27. Remember to close your brake levers and change the gears on your bike to a comfortable riding position.
28. Put tools away, flip bike back over, and get ready to ride off into the sunset.
29. As you ride off, ride slowly to evaluate any differences in how the bike feels.
I usually stop again after going a little ways just to make sure the tires feel okay and everything is
still a "go".


Dos & Donts:
Don't curse at your bike. You will only offend it.
Do stay calm.
Don't accept help from weirdos (strange guys in cars). Use your street-smarts.
Don't leave trash around. Tubes with small holes can often be patched up at home. I stuffed my tube in my jersey so as not to litter.
Do take your time.
Do move off to the side of the road and avoid traffic.
Do accept that you might get a little greasy. Hey! Tires are dirty.
Don't roll around in the chain unless you want to get really dirty.

9 comments:

theseamonster said...

Here's a pic of Red Bike flipped on its back getting a flat fixed on one of my rides last fall:

http://www.flickr.com/photos/weks/64999531/in/set-1402969/
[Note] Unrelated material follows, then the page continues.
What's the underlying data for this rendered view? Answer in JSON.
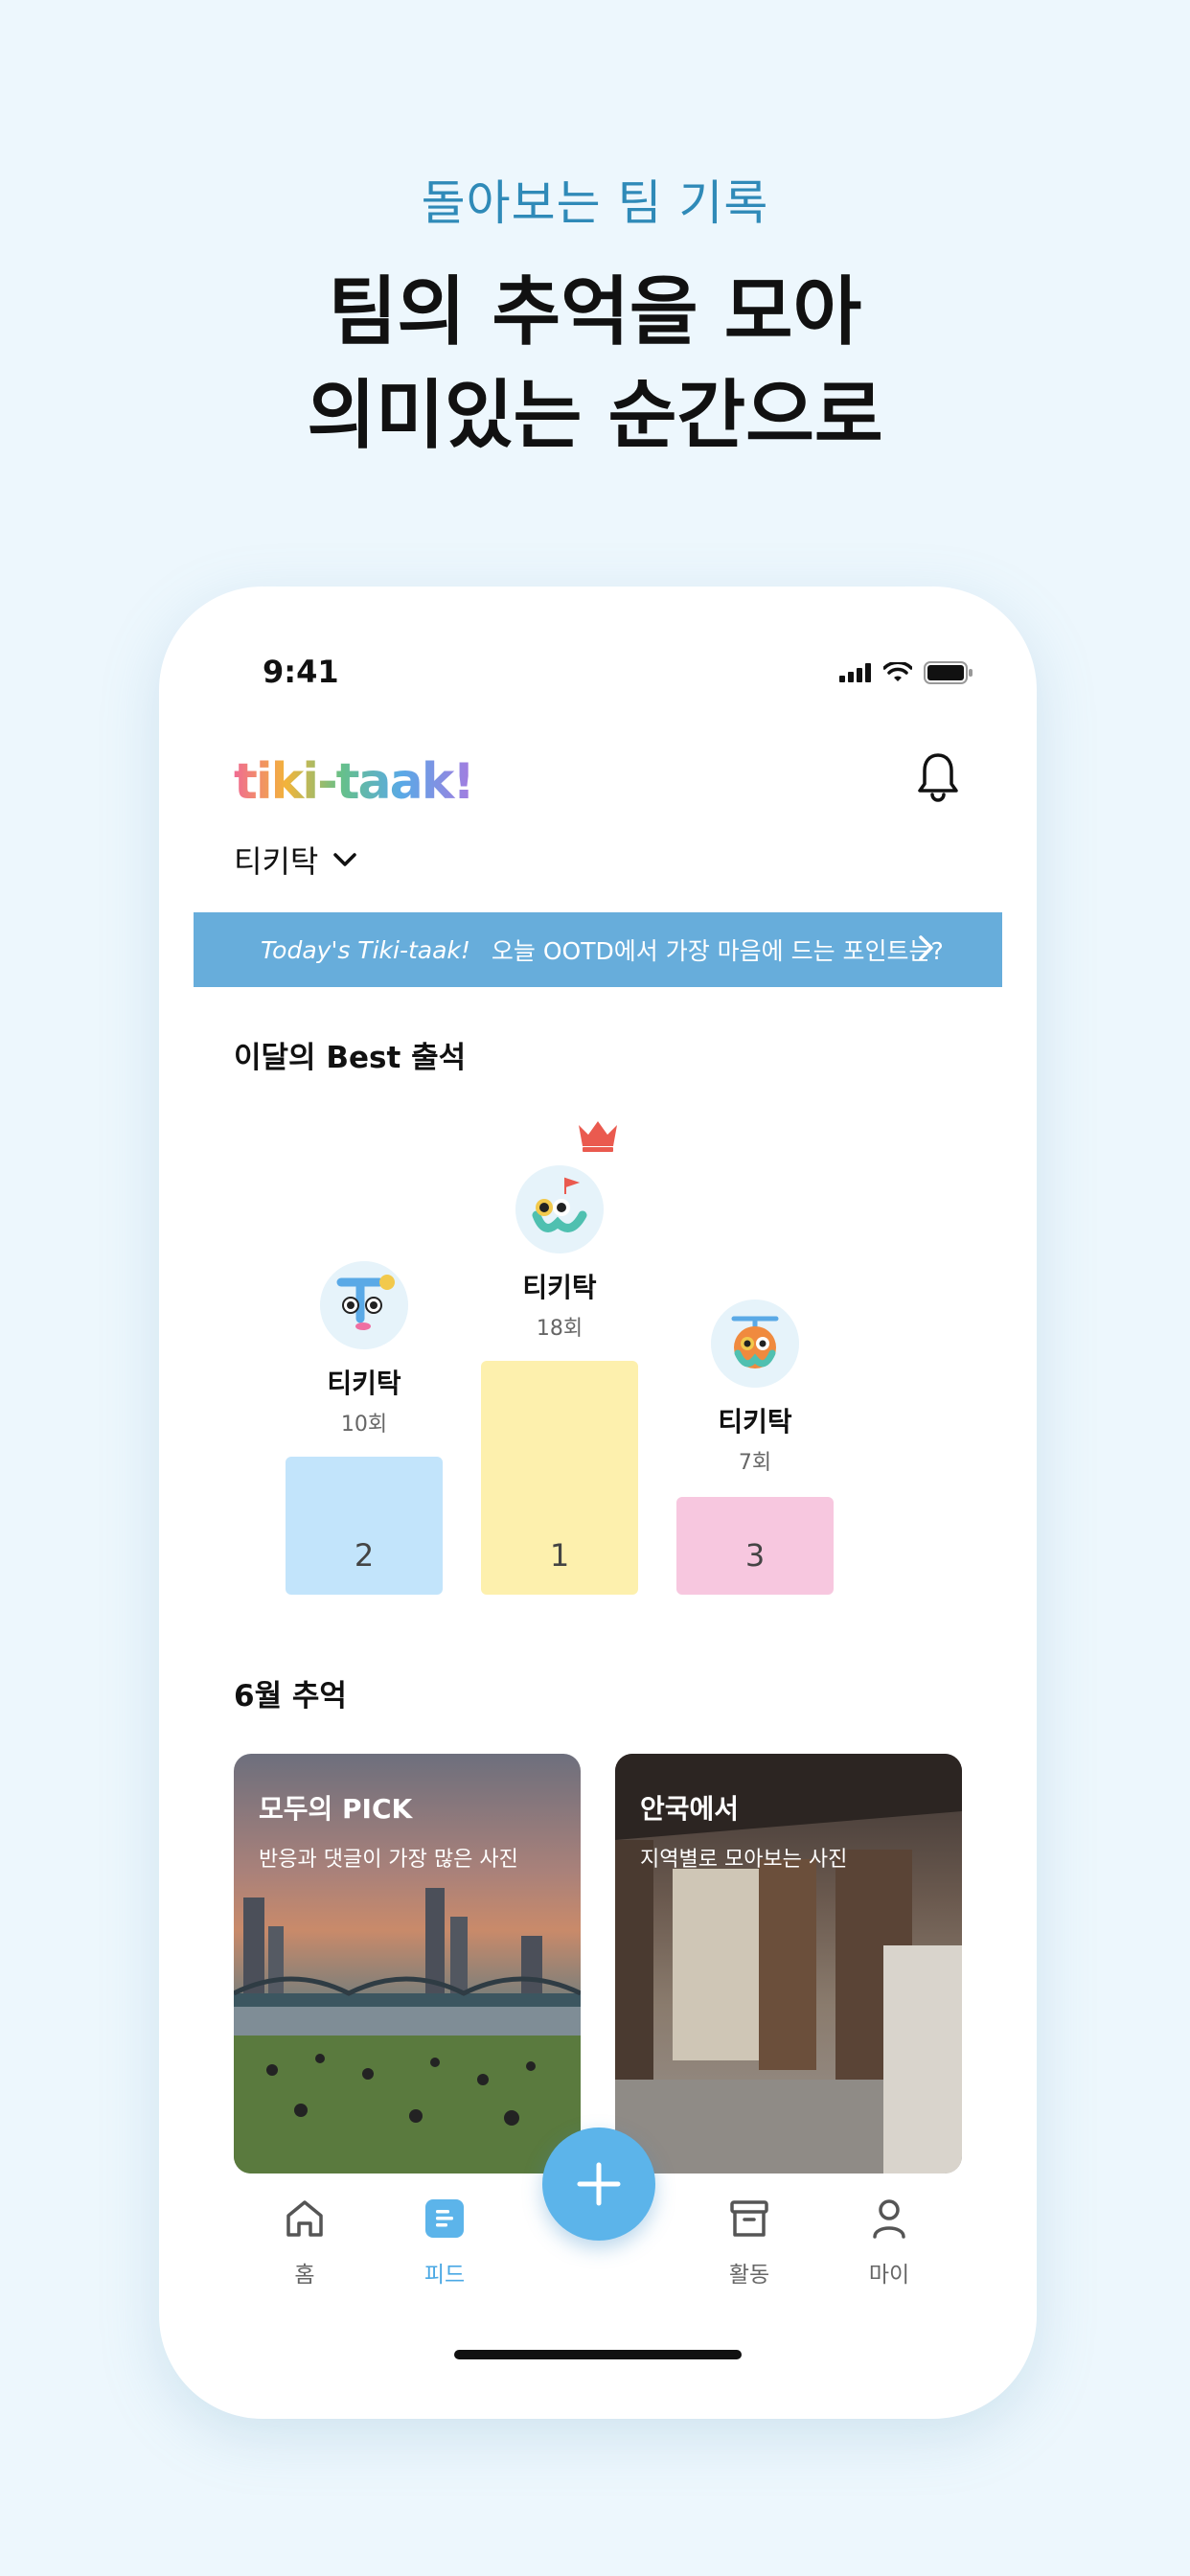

The Sea Horse has aerobars with bar-end shifters... it won't stay on its back during a flat fix which can make for some interesting acrobatics while removing the rear tire.

Jack said...
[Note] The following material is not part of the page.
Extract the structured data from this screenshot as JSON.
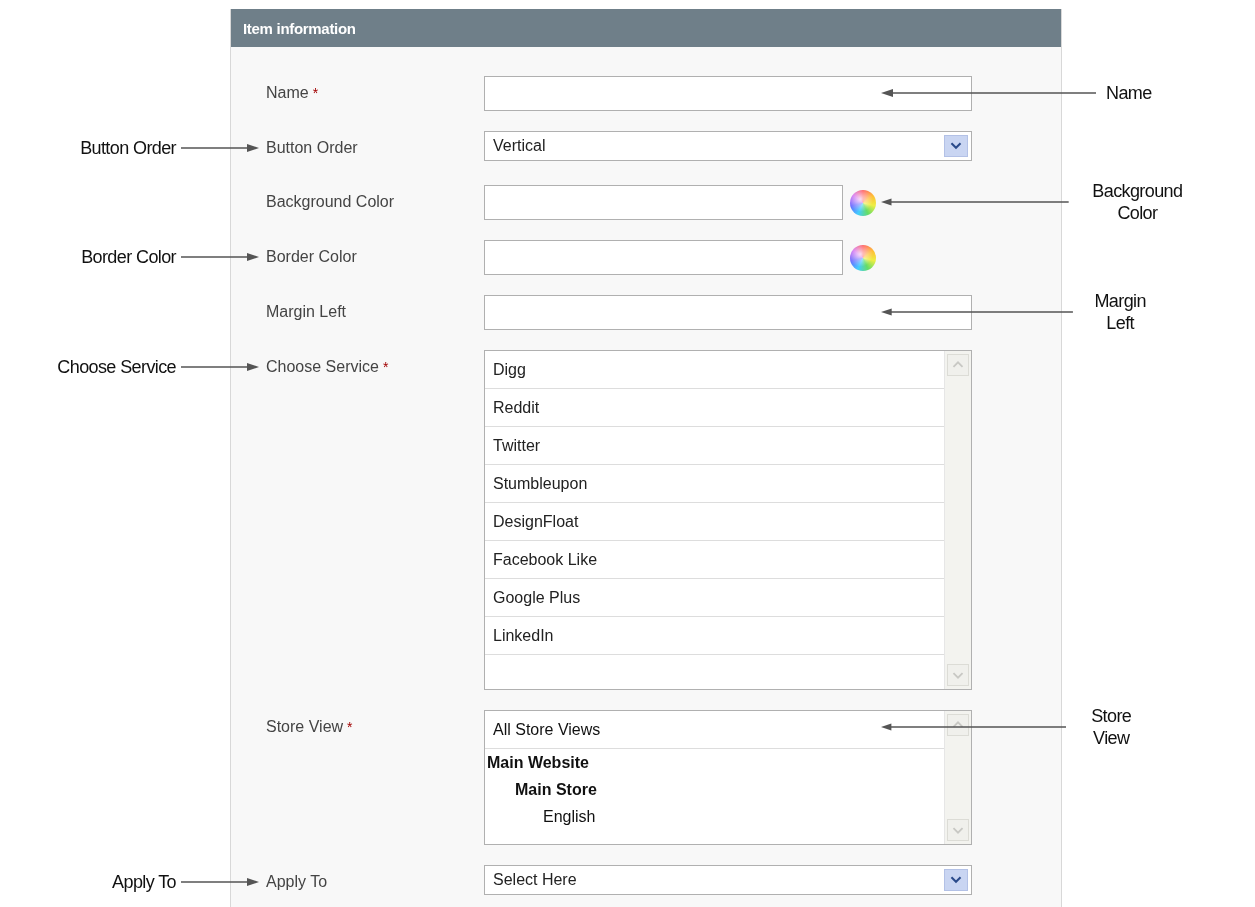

Great stuff, thanks for sharing!

Jodi said...

Thanks for the info! I've been fortunate enough to be able to fix my flats in the comfort of my own home (and I'm afraid I offended my bike a little bit). I think I'll print out your post in case of emergency :)
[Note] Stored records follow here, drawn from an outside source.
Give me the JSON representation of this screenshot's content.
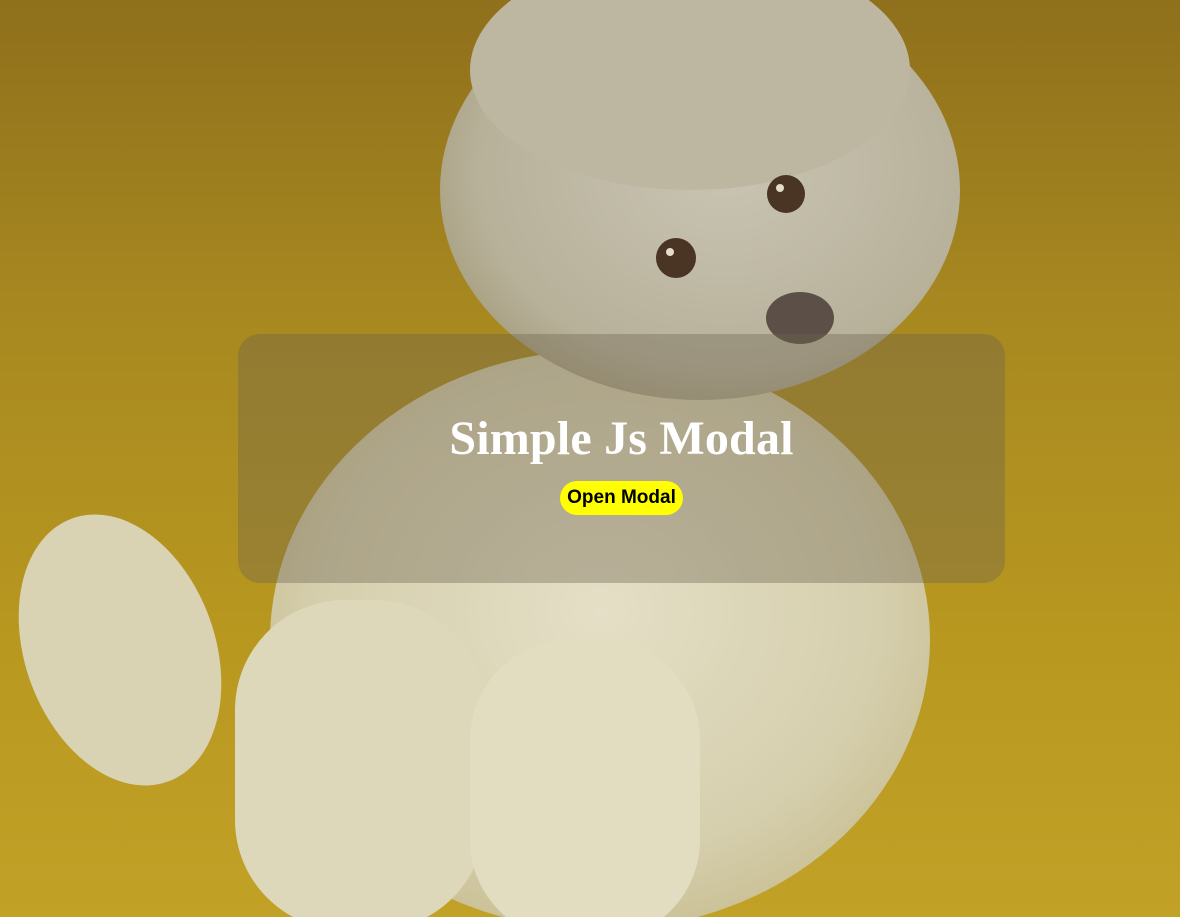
{
  "page": {
    "title": "Simple Js Modal"
  },
  "actions": {
    "open_modal_label": "Open Modal"
  },
  "background": {
    "subject": "white-poodle-photo",
    "colors": {
      "yellow": "#b8981f",
      "fur": "#d9d3b8"
    }
  },
  "button_color": "#ffff00"
}
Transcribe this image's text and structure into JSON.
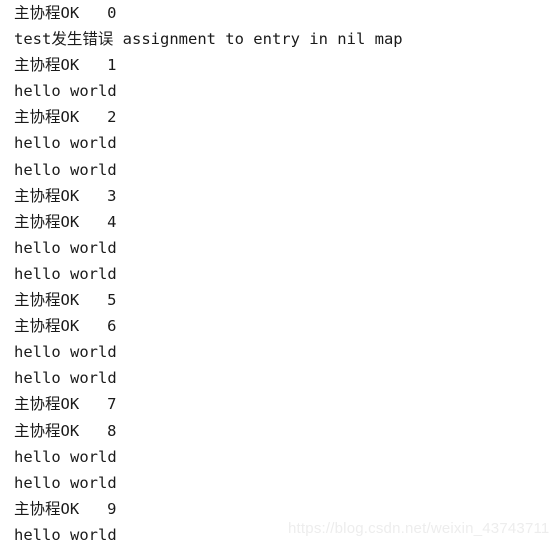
{
  "console": {
    "background_color": "#ffffff",
    "text_color": "#1a1a1a",
    "lines": [
      {
        "text": "主协程OK   0"
      },
      {
        "text": "test发生错误 assignment to entry in nil map"
      },
      {
        "text": "主协程OK   1"
      },
      {
        "text": "hello world"
      },
      {
        "text": "主协程OK   2"
      },
      {
        "text": "hello world"
      },
      {
        "text": "hello world"
      },
      {
        "text": "主协程OK   3"
      },
      {
        "text": "主协程OK   4"
      },
      {
        "text": "hello world"
      },
      {
        "text": "hello world"
      },
      {
        "text": "主协程OK   5"
      },
      {
        "text": "主协程OK   6"
      },
      {
        "text": "hello world"
      },
      {
        "text": "hello world"
      },
      {
        "text": "主协程OK   7"
      },
      {
        "text": "主协程OK   8"
      },
      {
        "text": "hello world"
      },
      {
        "text": "hello world"
      },
      {
        "text": "主协程OK   9"
      },
      {
        "text": "hello world"
      }
    ]
  },
  "watermark": {
    "text": "https://blog.csdn.net/weixin_43743711",
    "color": "#ededed"
  }
}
Papa Louie said...

Have you timed how long it takes to change a flat? Hopefully, I can remember all the steps if it every happens during a race. Thanks for the info.

Mon said...

don't they sell that fix a flat in a can for bikes? cus that would be awesome!

Ken Schulz said...

Step 18 is key! Recently I've run into a few more flats then I even thought possible. One or two because I didn't seat the tube correctly. Thanks for sharing!

theseamonster said...

Oh yeah, here's a handy tip my ironman friends shared with me:

You can use a Cliff Bar wrapper, dollar bill, gel wrapper, etc to shield the tube from a big hole in the tire. It will get you home (just don't forget about it).

Both me and Mr. P have done this on rides and it works

http://www.teamknightrider.com/blog/clifbar.jpg
Image couresy of Mr. P's blog: http://www.neoprenewedgie.com

And another from a coach: if you use C02 to refill a tube, when you get home, let the C02 out and re-pump the tube so it's filled with air. I guess C02's not good long term for tubes?

Rachel said...

Thanks for the tip, SeaMonster. I think I'm going to need some CO2 cartridges in case I ever get a flat in a race. It should help reinflate the tire quickly and to a good pressure, right?

PapaLouie--Don't worry about the steps. Just practice at home. Once you've done it a couple of times at your own pace, it'll be a lot easier. Once you start doing it, it's mostly common-sense. Besides, everyone has their own way of doing it. You have to experiment with what works best for you. As for time? I'm slow. It took me 20 minutes but I was just happy to do it! I think experienced people do it in 10 minutes or less.

Mike said...

Hey Rachel,
I'm a sucker for a girl stranded with a flat. Seriously, now that you know you can change a flat,flash that passing cyclist a big smile and take them up on their offer of help. You can keep your hands clean too! :-)